As we've just seen, real-life Shakespearian Actors take a variety of roles for a variety of reasons, and few jobbing actors--even among this exceptionally talented bunch--can afford to be picky about the sorts of roles they accept. In fiction, though, the Shakespearian Actor tends to be a particular subtype of the high-maintenance diva archetype: one who constantly laments his decision to give up theater and who has nothing but contempt for the tripe he's being asked to deliver. This version is the Classically-Trained Extra.
- Roger Allam: Old hand at the RSC, has turned his hand to film, musicals, television and radio.
- Cate Blanchett: While not a member of the RSC, is a classically trained theatre actress with a Shakespeare background.
- Brian Blessed
- Hugh Bonneville, aka the Earl of Grantham.
- Kenneth Branagh: Almost singlehandedly revived the Shakespeare film genre with a string of hits in the Nineties.
- Jeremy Brett
- Brian Cox.
- Benedict Cumberbatch has not played for the RSC, but has acted in classic theater at venues including the National Theatre and the Royal Court Theatre; he has twice been nominated for an Olivier Award (winning for Frankenstein at the National in 2012) and has the same reputation for excellence as any RSC alum.
- Timothy Dalton: the fourth cinematic James Bond, and his background can be seen in the way he played 007. He also appears in Flash Gordon, a Nazi spy in Disney's The Rocketeer, and as a medium-sized ham in Hot Fuzz. Is also the last Lord President of the Time Lords. Also Mr. Pricklepants.

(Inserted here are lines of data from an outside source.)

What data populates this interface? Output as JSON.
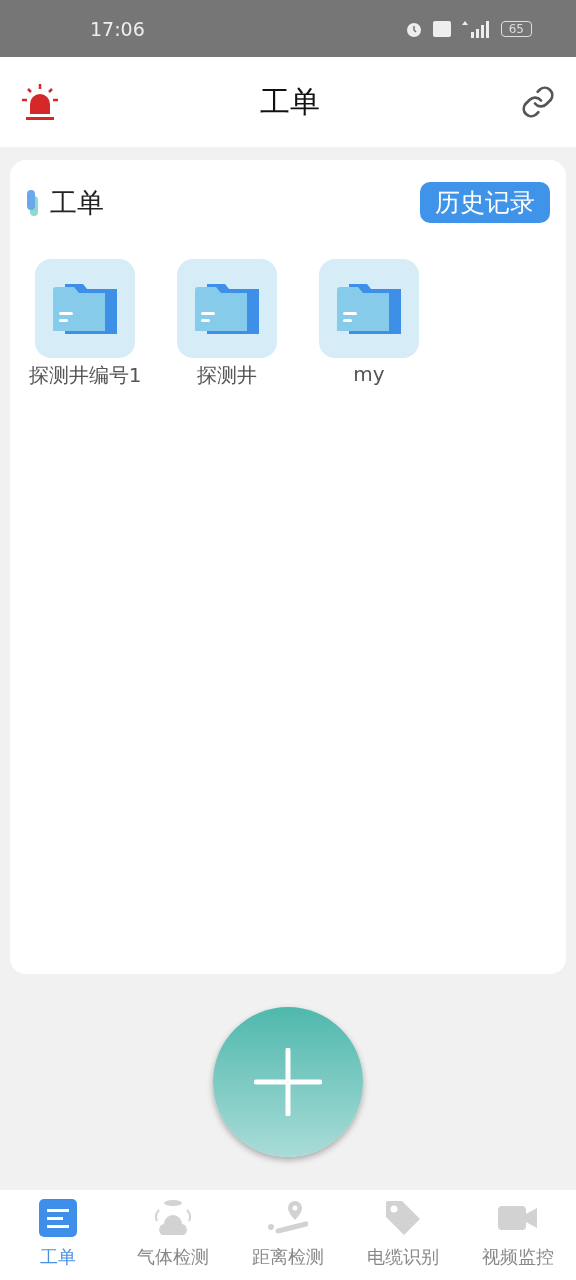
{
  "status_bar": {
    "time": "17:06",
    "battery": "65"
  },
  "header": {
    "title": "工单"
  },
  "card": {
    "title": "工单",
    "history_button": "历史记录",
    "folders": [
      {
        "label": "探测井编号1"
      },
      {
        "label": "探测井"
      },
      {
        "label": "my"
      }
    ]
  },
  "tabs": [
    {
      "label": "工单",
      "kind": "list",
      "selected": true
    },
    {
      "label": "气体检测",
      "kind": "gas",
      "selected": false
    },
    {
      "label": "距离检测",
      "kind": "distance",
      "selected": false
    },
    {
      "label": "电缆识别",
      "kind": "tag",
      "selected": false
    },
    {
      "label": "视频监控",
      "kind": "video",
      "selected": false
    }
  ]
}
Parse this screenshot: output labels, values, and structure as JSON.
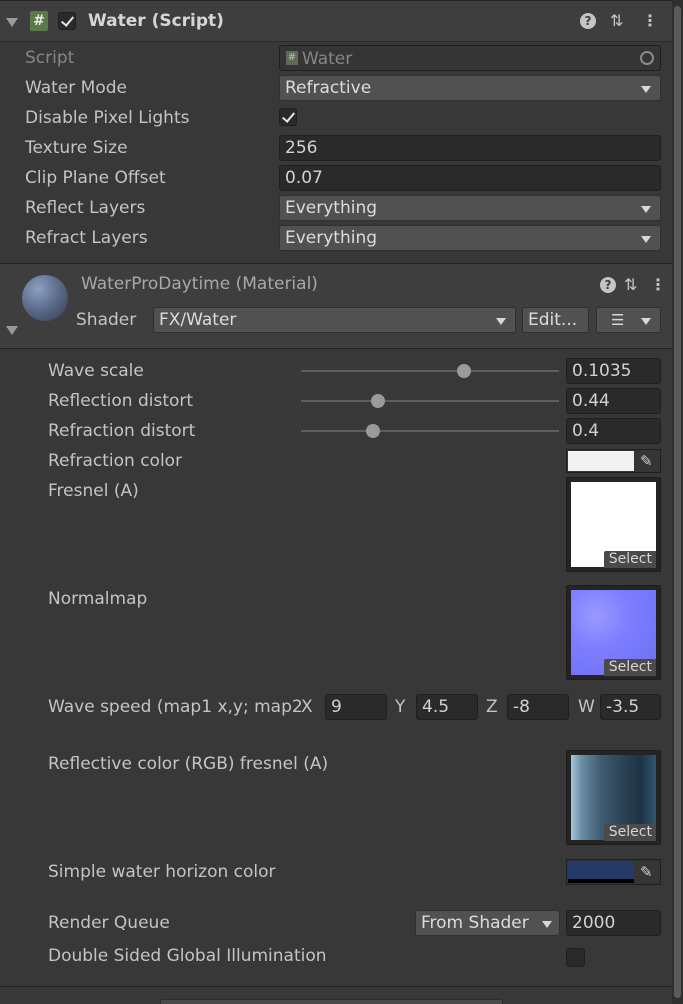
{
  "script_component": {
    "icon_label": "#",
    "title": "Water (Script)",
    "fields": {
      "script_label": "Script",
      "script_value": "Water",
      "script_icon_label": "#",
      "water_mode_label": "Water Mode",
      "water_mode_value": "Refractive",
      "disable_pixel_lights_label": "Disable Pixel Lights",
      "disable_pixel_lights_checked": true,
      "texture_size_label": "Texture Size",
      "texture_size_value": "256",
      "clip_plane_offset_label": "Clip Plane Offset",
      "clip_plane_offset_value": "0.07",
      "reflect_layers_label": "Reflect Layers",
      "reflect_layers_value": "Everything",
      "refract_layers_label": "Refract Layers",
      "refract_layers_value": "Everything"
    },
    "header_icons": [
      "help-icon",
      "presets-icon",
      "kebab-menu-icon"
    ]
  },
  "material": {
    "title": "WaterProDaytime (Material)",
    "shader_label": "Shader",
    "shader_value": "FX/Water",
    "edit_button": "Edit...",
    "properties": {
      "wave_scale_label": "Wave scale",
      "wave_scale_value": "0.1035",
      "wave_scale_fraction": 0.63,
      "reflection_distort_label": "Reflection distort",
      "reflection_distort_value": "0.44",
      "reflection_distort_fraction": 0.3,
      "refraction_distort_label": "Refraction distort",
      "refraction_distort_value": "0.4",
      "refraction_distort_fraction": 0.28,
      "refraction_color_label": "Refraction color",
      "refraction_color_hex": "#f2f2f2",
      "fresnel_label": "Fresnel (A)",
      "normalmap_label": "Normalmap",
      "select_label": "Select",
      "wave_speed_label": "Wave speed (map1 x,y; map2",
      "wave_speed": {
        "x_label": "X",
        "x_value": "9",
        "y_label": "Y",
        "y_value": "4.5",
        "z_label": "Z",
        "z_value": "-8",
        "w_label": "W",
        "w_value": "-3.5"
      },
      "reflective_color_label": "Reflective color (RGB) fresnel (A)",
      "horizon_color_label": "Simple water horizon color",
      "horizon_color_hex": "#253a66",
      "render_queue_label": "Render Queue",
      "render_queue_mode": "From Shader",
      "render_queue_value": "2000",
      "double_sided_gi_label": "Double Sided Global Illumination",
      "double_sided_gi_checked": false
    }
  },
  "colors": {
    "background": "#383838",
    "header": "#3e3e3e",
    "field": "#2a2a2a",
    "dropdown": "#515151",
    "text": "#c4c4c4",
    "normalmap_tint": "#7d7dff"
  }
}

- Daniel Davis has reportedly been in all but six of Shakespeare's plays, presumably thanks to his ridiculously good English accent. (He's from Arkansas.) Also performed with both the Oregon Shakespeare Festival and the Stratford Shakespeare Festival.

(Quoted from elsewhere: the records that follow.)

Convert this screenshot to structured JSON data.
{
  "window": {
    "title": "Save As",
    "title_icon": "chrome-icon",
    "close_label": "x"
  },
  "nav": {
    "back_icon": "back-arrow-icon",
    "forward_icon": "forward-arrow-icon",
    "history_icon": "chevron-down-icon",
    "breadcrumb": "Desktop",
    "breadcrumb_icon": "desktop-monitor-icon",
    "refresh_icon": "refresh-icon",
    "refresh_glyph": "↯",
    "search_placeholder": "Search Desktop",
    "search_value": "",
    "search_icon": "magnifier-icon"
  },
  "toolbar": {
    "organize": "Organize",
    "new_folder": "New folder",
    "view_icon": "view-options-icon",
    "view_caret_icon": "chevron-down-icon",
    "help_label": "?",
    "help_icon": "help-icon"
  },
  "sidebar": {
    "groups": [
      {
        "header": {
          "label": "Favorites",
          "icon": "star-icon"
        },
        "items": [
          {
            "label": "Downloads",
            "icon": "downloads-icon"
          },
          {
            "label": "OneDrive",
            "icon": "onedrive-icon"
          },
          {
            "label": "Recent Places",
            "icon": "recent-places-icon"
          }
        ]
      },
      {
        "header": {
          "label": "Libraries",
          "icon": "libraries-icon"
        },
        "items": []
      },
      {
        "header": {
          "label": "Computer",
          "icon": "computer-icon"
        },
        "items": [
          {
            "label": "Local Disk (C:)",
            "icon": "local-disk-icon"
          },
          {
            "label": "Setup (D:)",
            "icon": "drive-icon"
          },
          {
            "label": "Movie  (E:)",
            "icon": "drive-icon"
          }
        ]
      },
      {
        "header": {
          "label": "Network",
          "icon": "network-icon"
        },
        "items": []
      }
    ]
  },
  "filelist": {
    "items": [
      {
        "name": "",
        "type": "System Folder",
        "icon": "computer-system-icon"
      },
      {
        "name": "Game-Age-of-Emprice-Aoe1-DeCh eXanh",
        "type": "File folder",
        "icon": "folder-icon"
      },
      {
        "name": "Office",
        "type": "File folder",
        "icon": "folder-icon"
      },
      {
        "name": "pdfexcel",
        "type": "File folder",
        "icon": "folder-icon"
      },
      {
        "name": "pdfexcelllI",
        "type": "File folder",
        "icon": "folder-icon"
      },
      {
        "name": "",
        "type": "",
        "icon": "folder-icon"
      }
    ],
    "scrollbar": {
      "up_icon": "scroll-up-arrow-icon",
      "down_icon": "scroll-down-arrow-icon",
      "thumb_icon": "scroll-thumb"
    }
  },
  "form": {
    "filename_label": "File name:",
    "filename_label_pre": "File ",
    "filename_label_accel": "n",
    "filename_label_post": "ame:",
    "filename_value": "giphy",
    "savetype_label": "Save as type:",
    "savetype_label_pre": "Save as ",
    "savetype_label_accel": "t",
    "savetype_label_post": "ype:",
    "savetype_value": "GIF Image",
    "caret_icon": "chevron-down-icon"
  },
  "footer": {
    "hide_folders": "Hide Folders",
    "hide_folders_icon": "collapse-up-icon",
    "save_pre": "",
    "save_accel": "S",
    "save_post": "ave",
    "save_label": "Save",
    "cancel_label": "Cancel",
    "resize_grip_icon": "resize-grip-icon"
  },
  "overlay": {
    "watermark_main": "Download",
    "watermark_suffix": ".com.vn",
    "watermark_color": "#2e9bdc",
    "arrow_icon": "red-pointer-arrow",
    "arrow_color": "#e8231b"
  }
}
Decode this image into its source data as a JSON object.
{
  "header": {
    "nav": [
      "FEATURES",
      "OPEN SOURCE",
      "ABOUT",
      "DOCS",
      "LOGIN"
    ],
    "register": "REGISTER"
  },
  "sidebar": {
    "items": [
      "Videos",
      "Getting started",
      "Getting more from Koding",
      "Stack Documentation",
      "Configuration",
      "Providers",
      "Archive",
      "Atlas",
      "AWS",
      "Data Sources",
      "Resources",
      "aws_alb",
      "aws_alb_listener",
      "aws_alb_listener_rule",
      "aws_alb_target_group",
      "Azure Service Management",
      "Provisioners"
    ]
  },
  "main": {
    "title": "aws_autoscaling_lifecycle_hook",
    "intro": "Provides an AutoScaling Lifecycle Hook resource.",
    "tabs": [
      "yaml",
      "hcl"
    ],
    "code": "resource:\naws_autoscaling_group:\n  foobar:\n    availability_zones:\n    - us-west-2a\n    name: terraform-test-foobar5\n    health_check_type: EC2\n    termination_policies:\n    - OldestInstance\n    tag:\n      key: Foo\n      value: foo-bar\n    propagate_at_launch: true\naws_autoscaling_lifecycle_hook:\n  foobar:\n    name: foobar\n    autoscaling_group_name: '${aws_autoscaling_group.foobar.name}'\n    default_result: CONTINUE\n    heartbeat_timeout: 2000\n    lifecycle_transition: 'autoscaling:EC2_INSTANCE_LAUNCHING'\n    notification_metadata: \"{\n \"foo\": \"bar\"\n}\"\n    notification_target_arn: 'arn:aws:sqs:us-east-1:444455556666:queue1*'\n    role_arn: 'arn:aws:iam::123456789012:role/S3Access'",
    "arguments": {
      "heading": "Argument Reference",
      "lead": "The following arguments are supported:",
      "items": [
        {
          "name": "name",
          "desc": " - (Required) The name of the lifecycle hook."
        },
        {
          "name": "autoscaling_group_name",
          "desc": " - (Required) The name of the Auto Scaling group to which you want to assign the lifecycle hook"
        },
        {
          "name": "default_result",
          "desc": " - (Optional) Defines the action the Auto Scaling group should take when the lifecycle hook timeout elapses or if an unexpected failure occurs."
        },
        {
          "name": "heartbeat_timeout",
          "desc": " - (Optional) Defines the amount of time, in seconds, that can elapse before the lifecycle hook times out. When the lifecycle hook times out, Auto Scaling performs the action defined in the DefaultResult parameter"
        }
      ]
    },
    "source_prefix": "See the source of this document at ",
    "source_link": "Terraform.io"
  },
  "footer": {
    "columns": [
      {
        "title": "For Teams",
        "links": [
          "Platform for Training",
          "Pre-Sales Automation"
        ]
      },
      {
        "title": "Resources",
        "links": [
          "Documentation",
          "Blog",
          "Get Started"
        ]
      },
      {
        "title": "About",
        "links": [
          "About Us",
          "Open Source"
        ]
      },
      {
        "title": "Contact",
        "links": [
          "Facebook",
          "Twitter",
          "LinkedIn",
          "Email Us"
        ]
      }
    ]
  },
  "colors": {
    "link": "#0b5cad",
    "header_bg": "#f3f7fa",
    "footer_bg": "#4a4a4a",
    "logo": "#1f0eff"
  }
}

- Dame Judi Dench: M in the last half-dozen or so James Bond films. Also stole Shakespeare in Love as Queen Elizabeth I with roughly nine total minutes of screen time. She picked up an Academy Award as Best Supporting Actress for the performance.
- Chiwetel Ejiofor, the Operative from Serenity. Has played Othello and Orsino from Twelfth Night.

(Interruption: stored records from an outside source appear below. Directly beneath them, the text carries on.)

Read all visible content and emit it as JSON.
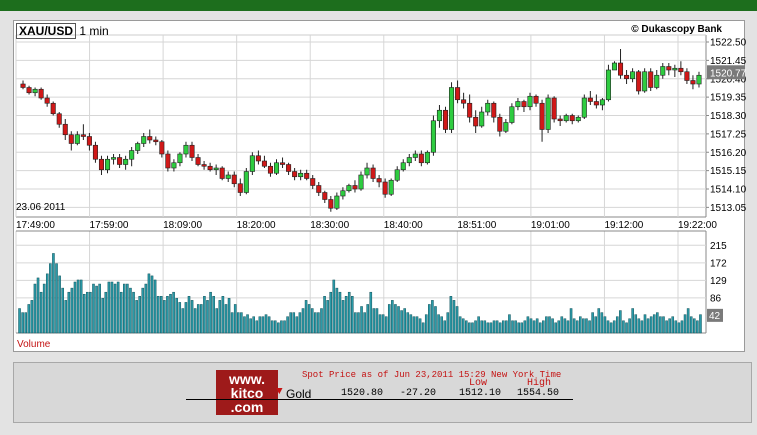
{
  "header": {
    "symbol": "XAU/USD",
    "interval": "1 min",
    "copyright": "© Dukascopy Bank",
    "date": "23.06 2011",
    "volume_label": "Volume"
  },
  "colors": {
    "up": "#2ecc40",
    "down": "#d01818",
    "volume": "#2a9aa8",
    "topbar": "#1d6e1d",
    "brand": "#9e1a1a"
  },
  "chart_data": [
    {
      "type": "candlestick",
      "title": "XAU/USD 1 min",
      "x_ticks": [
        "17:49:00",
        "17:59:00",
        "18:09:00",
        "18:20:00",
        "18:30:00",
        "18:40:00",
        "18:51:00",
        "19:01:00",
        "19:12:00",
        "19:22:00"
      ],
      "y_ticks": [
        "1522.50",
        "1521.45",
        "1520.40",
        "1519.35",
        "1518.30",
        "1517.25",
        "1516.20",
        "1515.15",
        "1514.10",
        "1513.05"
      ],
      "ylim": [
        1512.5,
        1522.9
      ],
      "last_price": "1520.77",
      "grid": true,
      "candles": [
        [
          1520.1,
          1520.3,
          1519.8,
          1519.9
        ],
        [
          1519.9,
          1520.0,
          1519.5,
          1519.6
        ],
        [
          1519.6,
          1519.9,
          1519.4,
          1519.8
        ],
        [
          1519.8,
          1519.9,
          1519.2,
          1519.3
        ],
        [
          1519.3,
          1519.5,
          1518.8,
          1519.0
        ],
        [
          1519.0,
          1519.1,
          1518.3,
          1518.4
        ],
        [
          1518.4,
          1518.5,
          1517.6,
          1517.8
        ],
        [
          1517.8,
          1518.1,
          1516.9,
          1517.2
        ],
        [
          1517.2,
          1517.4,
          1516.3,
          1516.7
        ],
        [
          1516.7,
          1517.4,
          1516.6,
          1517.2
        ],
        [
          1517.2,
          1517.8,
          1516.9,
          1517.1
        ],
        [
          1517.1,
          1517.3,
          1516.3,
          1516.6
        ],
        [
          1516.6,
          1516.8,
          1515.6,
          1515.8
        ],
        [
          1515.8,
          1516.0,
          1514.9,
          1515.2
        ],
        [
          1515.2,
          1516.0,
          1515.0,
          1515.8
        ],
        [
          1515.8,
          1516.1,
          1515.5,
          1515.9
        ],
        [
          1515.9,
          1516.1,
          1515.3,
          1515.5
        ],
        [
          1515.5,
          1516.0,
          1515.2,
          1515.8
        ],
        [
          1515.8,
          1516.5,
          1515.4,
          1516.3
        ],
        [
          1516.3,
          1516.8,
          1516.1,
          1516.7
        ],
        [
          1516.7,
          1517.3,
          1516.5,
          1517.1
        ],
        [
          1517.1,
          1517.5,
          1516.7,
          1516.9
        ],
        [
          1516.9,
          1517.1,
          1516.6,
          1516.8
        ],
        [
          1516.8,
          1516.9,
          1515.9,
          1516.1
        ],
        [
          1516.1,
          1516.3,
          1515.1,
          1515.3
        ],
        [
          1515.3,
          1515.8,
          1515.1,
          1515.6
        ],
        [
          1515.6,
          1516.2,
          1515.4,
          1516.1
        ],
        [
          1516.1,
          1516.8,
          1515.9,
          1516.6
        ],
        [
          1516.6,
          1516.8,
          1515.7,
          1515.9
        ],
        [
          1515.9,
          1516.1,
          1515.4,
          1515.5
        ],
        [
          1515.5,
          1515.7,
          1515.2,
          1515.4
        ],
        [
          1515.4,
          1515.6,
          1515.1,
          1515.2
        ],
        [
          1515.2,
          1515.5,
          1514.9,
          1515.3
        ],
        [
          1515.3,
          1515.4,
          1514.6,
          1514.7
        ],
        [
          1514.7,
          1515.1,
          1514.5,
          1514.9
        ],
        [
          1514.9,
          1515.1,
          1514.2,
          1514.4
        ],
        [
          1514.4,
          1514.7,
          1513.7,
          1513.9
        ],
        [
          1513.9,
          1515.3,
          1513.8,
          1515.1
        ],
        [
          1515.1,
          1516.2,
          1514.9,
          1516.0
        ],
        [
          1516.0,
          1516.3,
          1515.5,
          1515.7
        ],
        [
          1515.7,
          1516.0,
          1515.3,
          1515.4
        ],
        [
          1515.4,
          1515.6,
          1514.8,
          1515.0
        ],
        [
          1515.0,
          1515.8,
          1514.9,
          1515.6
        ],
        [
          1515.6,
          1515.9,
          1515.3,
          1515.5
        ],
        [
          1515.5,
          1515.6,
          1514.9,
          1515.1
        ],
        [
          1515.1,
          1515.3,
          1514.6,
          1514.8
        ],
        [
          1514.8,
          1515.2,
          1514.6,
          1515.0
        ],
        [
          1515.0,
          1515.2,
          1514.6,
          1514.7
        ],
        [
          1514.7,
          1514.9,
          1514.1,
          1514.3
        ],
        [
          1514.3,
          1514.5,
          1513.7,
          1513.9
        ],
        [
          1513.9,
          1514.0,
          1513.3,
          1513.5
        ],
        [
          1513.5,
          1513.7,
          1512.8,
          1513.0
        ],
        [
          1513.0,
          1513.9,
          1512.9,
          1513.7
        ],
        [
          1513.7,
          1514.2,
          1513.5,
          1514.0
        ],
        [
          1514.0,
          1514.4,
          1513.9,
          1514.3
        ],
        [
          1514.3,
          1514.6,
          1513.9,
          1514.1
        ],
        [
          1514.1,
          1515.1,
          1514.0,
          1514.9
        ],
        [
          1514.9,
          1515.6,
          1514.7,
          1515.3
        ],
        [
          1515.3,
          1515.5,
          1514.5,
          1514.7
        ],
        [
          1514.7,
          1514.9,
          1514.2,
          1514.5
        ],
        [
          1514.5,
          1514.7,
          1513.6,
          1513.8
        ],
        [
          1513.8,
          1514.7,
          1513.7,
          1514.6
        ],
        [
          1514.6,
          1515.4,
          1514.5,
          1515.2
        ],
        [
          1515.2,
          1515.8,
          1515.1,
          1515.6
        ],
        [
          1515.6,
          1516.1,
          1515.4,
          1515.9
        ],
        [
          1515.9,
          1516.3,
          1515.7,
          1516.1
        ],
        [
          1516.1,
          1516.3,
          1515.4,
          1515.6
        ],
        [
          1515.6,
          1516.3,
          1515.5,
          1516.2
        ],
        [
          1516.2,
          1518.3,
          1516.0,
          1518.0
        ],
        [
          1518.0,
          1518.9,
          1517.6,
          1518.6
        ],
        [
          1518.6,
          1518.8,
          1517.3,
          1517.5
        ],
        [
          1517.5,
          1520.2,
          1517.3,
          1519.9
        ],
        [
          1519.9,
          1520.3,
          1519.0,
          1519.2
        ],
        [
          1519.2,
          1519.6,
          1518.7,
          1519.0
        ],
        [
          1519.0,
          1519.5,
          1517.9,
          1518.2
        ],
        [
          1518.2,
          1518.6,
          1517.3,
          1517.7
        ],
        [
          1517.7,
          1518.8,
          1517.6,
          1518.5
        ],
        [
          1518.5,
          1519.2,
          1518.3,
          1519.0
        ],
        [
          1519.0,
          1519.1,
          1517.9,
          1518.2
        ],
        [
          1518.2,
          1518.4,
          1517.1,
          1517.4
        ],
        [
          1517.4,
          1518.1,
          1517.3,
          1517.9
        ],
        [
          1517.9,
          1519.0,
          1517.8,
          1518.8
        ],
        [
          1518.8,
          1519.3,
          1518.6,
          1519.1
        ],
        [
          1519.1,
          1519.2,
          1518.5,
          1518.8
        ],
        [
          1518.8,
          1519.6,
          1518.6,
          1519.4
        ],
        [
          1519.4,
          1519.5,
          1518.8,
          1519.0
        ],
        [
          1519.0,
          1519.2,
          1516.8,
          1517.5
        ],
        [
          1517.5,
          1519.5,
          1517.3,
          1519.3
        ],
        [
          1519.3,
          1519.4,
          1517.9,
          1518.1
        ],
        [
          1518.1,
          1518.3,
          1517.7,
          1518.0
        ],
        [
          1518.0,
          1518.4,
          1517.9,
          1518.3
        ],
        [
          1518.3,
          1518.4,
          1517.8,
          1518.0
        ],
        [
          1518.0,
          1518.3,
          1517.9,
          1518.2
        ],
        [
          1518.2,
          1519.5,
          1518.1,
          1519.3
        ],
        [
          1519.3,
          1519.7,
          1518.9,
          1519.1
        ],
        [
          1519.1,
          1519.5,
          1518.7,
          1518.9
        ],
        [
          1518.9,
          1519.3,
          1518.6,
          1519.2
        ],
        [
          1519.2,
          1521.2,
          1519.1,
          1520.9
        ],
        [
          1520.9,
          1521.4,
          1521.0,
          1521.3
        ],
        [
          1521.3,
          1522.1,
          1520.4,
          1520.6
        ],
        [
          1520.6,
          1520.9,
          1520.1,
          1520.4
        ],
        [
          1520.4,
          1521.0,
          1520.2,
          1520.8
        ],
        [
          1520.8,
          1520.9,
          1519.5,
          1519.7
        ],
        [
          1519.7,
          1521.0,
          1519.6,
          1520.8
        ],
        [
          1520.8,
          1521.0,
          1519.7,
          1519.9
        ],
        [
          1519.9,
          1520.9,
          1519.8,
          1520.6
        ],
        [
          1520.6,
          1521.3,
          1520.4,
          1521.1
        ],
        [
          1521.1,
          1521.3,
          1520.6,
          1520.9
        ],
        [
          1520.9,
          1521.2,
          1520.5,
          1521.0
        ],
        [
          1521.0,
          1521.4,
          1520.6,
          1520.8
        ],
        [
          1520.8,
          1521.0,
          1520.1,
          1520.3
        ],
        [
          1520.3,
          1520.6,
          1519.8,
          1520.1
        ],
        [
          1520.1,
          1520.8,
          1519.9,
          1520.6
        ]
      ]
    },
    {
      "type": "bar",
      "title": "Volume",
      "y_ticks": [
        "215",
        "172",
        "129",
        "86"
      ],
      "last_value": "42",
      "ylim": [
        0,
        250
      ],
      "values": [
        60,
        50,
        50,
        70,
        80,
        120,
        135,
        100,
        120,
        145,
        170,
        195,
        170,
        140,
        110,
        80,
        100,
        110,
        125,
        130,
        130,
        95,
        100,
        100,
        120,
        115,
        120,
        85,
        100,
        125,
        125,
        120,
        125,
        100,
        120,
        120,
        110,
        100,
        80,
        90,
        110,
        120,
        145,
        140,
        130,
        90,
        90,
        80,
        90,
        95,
        100,
        85,
        75,
        60,
        75,
        90,
        80,
        60,
        70,
        70,
        90,
        80,
        100,
        90,
        60,
        80,
        90,
        70,
        85,
        50,
        70,
        50,
        50,
        40,
        45,
        35,
        40,
        30,
        40,
        40,
        45,
        40,
        30,
        30,
        25,
        30,
        30,
        40,
        50,
        50,
        40,
        50,
        60,
        80,
        70,
        60,
        50,
        50,
        60,
        90,
        80,
        100,
        130,
        110,
        100,
        80,
        90,
        100,
        90,
        50,
        50,
        65,
        50,
        70,
        100,
        60,
        60,
        45,
        45,
        40,
        70,
        80,
        70,
        65,
        55,
        60,
        50,
        45,
        40,
        40,
        35,
        25,
        45,
        70,
        80,
        65,
        45,
        40,
        30,
        50,
        90,
        80,
        65,
        40,
        35,
        30,
        25,
        25,
        30,
        40,
        30,
        30,
        25,
        25,
        30,
        30,
        25,
        30,
        30,
        45,
        30,
        30,
        25,
        25,
        30,
        40,
        35,
        30,
        35,
        25,
        30,
        40,
        40,
        35,
        25,
        30,
        40,
        35,
        30,
        60,
        35,
        30,
        40,
        35,
        35,
        30,
        50,
        40,
        60,
        50,
        40,
        30,
        25,
        30,
        40,
        55,
        30,
        25,
        35,
        60,
        45,
        35,
        30,
        45,
        35,
        40,
        45,
        50,
        40,
        40,
        30,
        35,
        40,
        30,
        25,
        30,
        45,
        60,
        40,
        35,
        30,
        45
      ]
    }
  ],
  "footer": {
    "logo_line1": "www.",
    "logo_line2": "kitco",
    "logo_line3": ".com",
    "spot_text": "Spot Price as of Jun 23,2011 15:29 New York Time",
    "low_label": "Low",
    "high_label": "High",
    "metal": "Gold",
    "price": "1520.80",
    "change": "-27.20",
    "low": "1512.10",
    "high": "1554.50"
  }
}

- Both Ralph Fiennes and Joseph Fiennes (the latter played the title role in Shakespeare in Love).
- Kate Fleetwood
- Sir John Gielgud
- Sir Alec Guinness aka Obi-Wan Kenobi: Spoke the very first lines at the Stratford Festival (namely, "Now is the winter of our discontent").
- Jeremy Irons
- Sir Derek Jacobi: Has entered the Large Ham zone by playing The Master in Doctor Who on two occasions (although one is non-Canon).
- James Earl Jones
- Raul Julia
- Ben Kingsley
- Alex Kingston of ER and Doctor Who fame.
- Dan Lauria, the father on The Wonder Years.
- Adrian Lester of Hustle
- John Lithgow.
- Sir Ian McKellen
- Dame Helen Mirren
- Eve Myles
- Jason Narvy, Skull from Mighty Morphin Power Rangers to Power Rangers in Space, has a doctorate in the craft.
- Also Olivia Tennet (Dr. K) from Power Rangers RPM. Shortly after her stint on the show, she left for the Globe Theatre in London to participate in workshops with the Young Shakespeare Company as a prize for winning a national Shakespeare competition in New Zealand.
- Sir Laurence Olivier, Lord Olivier: the Shakesperian actor.
- Nathaniel Parker of The Inspector Lynley Mysteries fame
- Christopher Plummer
- Sir Ralph Richardson
- Alan Rickman
- Liev Schreiber is one of the more prominent Americans of this type.
- William Shatner performed at the Stratford Festival in the 1960s. He repeated some of his roles on TV as well.
- Sir Patrick Stewart: his classical training has allowed him to dodge being type cast by either Star Trek or X-Men, and he's returned to the RSC since (most recently, as Claudius to David Tennant's Hamlet).
- Catherine Tate did small parts in her youth for the RSC, and is now playing Beatrice opposite David Tennant's Benedick in Much Ado About Nothing.
- David Tennant, the Tenth Doctor in Doctor Who, was an RSC man (including a well-regarded Romeo) before his stint in the TARDIS, and moonlighted as a critically-acclaimed Hamlet between filming the 2009 specials. He's currently playing Benedick opposite Catherine Tate in Much Ado About Nothing.
- In addition to Fiennes and Rickman, many Harry Potter actors:
- Polly Walker (Atia of the Julii of Rome fame).
- David Warner
- Orson Welles